Arduino BLDC Motor Control Circuit Diagram
The connection for interfacing BLDC motor with Arduino is pretty straight forward. The ESC needs a powers source of around 12V and 5A minimum. In this tutorial I have used my RPS as a power source but you can also use a Li-Po battery to power the ESC. The three phase wires of the ESC should be connected to the three phase wires of the motors, there is no order to connect these wires you can connect them in any order.
Warning: Some ESC will not have connectors on them, in that case make sure your connection is solid and protect the exposed wires using insulation tape. Since there will be high current passing through the phases any short would lead to permanent damage of the ESC and motor.
The BEC (Battery Eliminator circuit) in the ESC itself will regulate a +5V which can be used to power up the Arduino Board. Finally to set the speed of the BLDC motor we also use a potentiometer connected to A0 pin of the Arduino
Arduino Program for BLDC Motor
We have to create a PWM signal with varying duty cycle from 0% to 100% with a frequency of 50Hz. The duty cycle should be controlled by using a potentiometer so that we can control the speed of the motor. The code to do this is similar to controlling the servo motors since they also require a PWM signal with 50Hz frequency; hence we use the same servo library from Arduino. The complete code can be found at the bottom of this page further below I explain the code in small snippets. And if you are new to Arduino or PWM then, first go through using PWM with Arduino and controlling servo using Arduino.

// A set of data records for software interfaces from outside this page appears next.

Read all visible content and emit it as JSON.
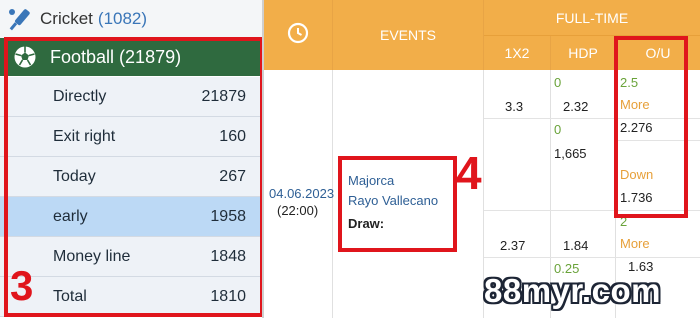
{
  "sidebar": {
    "cricket": {
      "label": "Cricket",
      "count": "(1082)",
      "icon": "cricket-bat-icon"
    },
    "football": {
      "label": "Football",
      "count": "(21879)",
      "icon": "soccer-ball-icon"
    },
    "items": [
      {
        "label": "Directly",
        "count": "21879"
      },
      {
        "label": "Exit right",
        "count": "160"
      },
      {
        "label": "Today",
        "count": "267"
      },
      {
        "label": "early",
        "count": "1958",
        "selected": true
      },
      {
        "label": "Money line",
        "count": "1848"
      },
      {
        "label": "Total",
        "count": "1810"
      }
    ]
  },
  "header": {
    "clock_icon": "clock-icon",
    "events": "EVENTS",
    "full_time": "FULL-TIME",
    "col_1x2": "1X2",
    "col_hdp": "HDP",
    "col_ou": "O/U"
  },
  "match": {
    "date": "04.06.2023",
    "time": "(22:00)",
    "home": "Majorca",
    "away": "Rayo Vallecano",
    "draw_label": "Draw:",
    "odds_1x2_home": "3.3",
    "odds_1x2_away": "2.37",
    "hdp_line_1": "0",
    "hdp_odds_1": "2.32",
    "hdp_line_2": "0",
    "hdp_odds_2": "1,665",
    "hdp_odds_3": "1.84",
    "hdp_line_3": "0.25",
    "ou_line_1": "2.5",
    "ou_more_1": "More",
    "ou_odds_1": "2.276",
    "ou_down_1": "Down",
    "ou_odds_2": "1.736",
    "ou_line_2": "2",
    "ou_more_2": "More",
    "ou_odds_3": "1.63"
  },
  "annotations": {
    "label_3": "3",
    "label_4": "4"
  },
  "watermark": "88myr.com",
  "colors": {
    "header": "#f2ae49",
    "football_active": "#2f6a3f",
    "highlight_red": "#e0151c",
    "selected_row": "#bcd9f5"
  }
}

The PWM signal can be generated only on the pins which support PWM by hardware, these pins are normally mentioned with a ~ symbol. On Arduino UNO, the pin 9 can generate PWM signal so we connect the ESC signal pin (orange wire) to pin 9 we also mention the same inn code by using the following line
We have to generate PWM signal of varying duty cycle from 0% to 100%. For 0% duty cycle the POT will output 0V (0) and for 100% duty cycle the POT will output 5V (1023). Here the pot is connected to pin A0, so we have to read the analog voltage from the POT by using the analog read function as shown below
int throttle = analogRead(A0);
Then we have to convert the value from 0 to 1023 to 0 to 180 because the value 0 will generate 0% PWM and value 180 will generate 100% duty cycle. Any values above 180 will make no sense. So we map the value to 0-180 by using the map function as shown below.
throttle = map(throttle, 0, 1023, 0, 180);
Finally, we have to send this value to the servo function so that it can generate the PWM signal on that pin. Since we have named out servo object as ESC the code will look like this below, where the variable throttle contains the value from 0-180 to control the duty cycle of the PWM signal
Controlling BLDC Motor with Arduino
Make the connections according to the circuit diagram and upload the code to Arduino and power up the ESC. Make sure you have mounted the BLDC motor onto something since the motor will jump all around when rotating. Once the setup is powered on, your ESC will make a welcome tone and will keep beeping until the throttle signal is within the threshold limits, simple increase the POT from 0V gradually and the beeping tone will stop, this means that we are now providing PWM signal above the lower threshold value and as you increase further your motor will start rotating slowly. The more voltage you provide the more speed the motor will pick up, finally when the voltage reaches above the upper threshold limit the motor will stop. You can then repeat the process.
The complete working of the project can also be found at the video link below. If you had faced any problem on getting this to work feel free to use the comment section or use the forums for more technical help.
#include <Servo.h> //Use the Servo librarey for generating PWM
Servo ESC; //name the servo object, here ESC
ESC.attach(9); //Generate PWM in pin 9 of Arduino
int throttle = analogRead(A0); //Read the voltage from POT
throttle = map(throttle, 0, 1023, 0, 180); //Map the values of 0-102 from pot to 0-180 bcs servo works only from 0-180
ESC.write(throttle); //based on the value of throttle generate PWM signal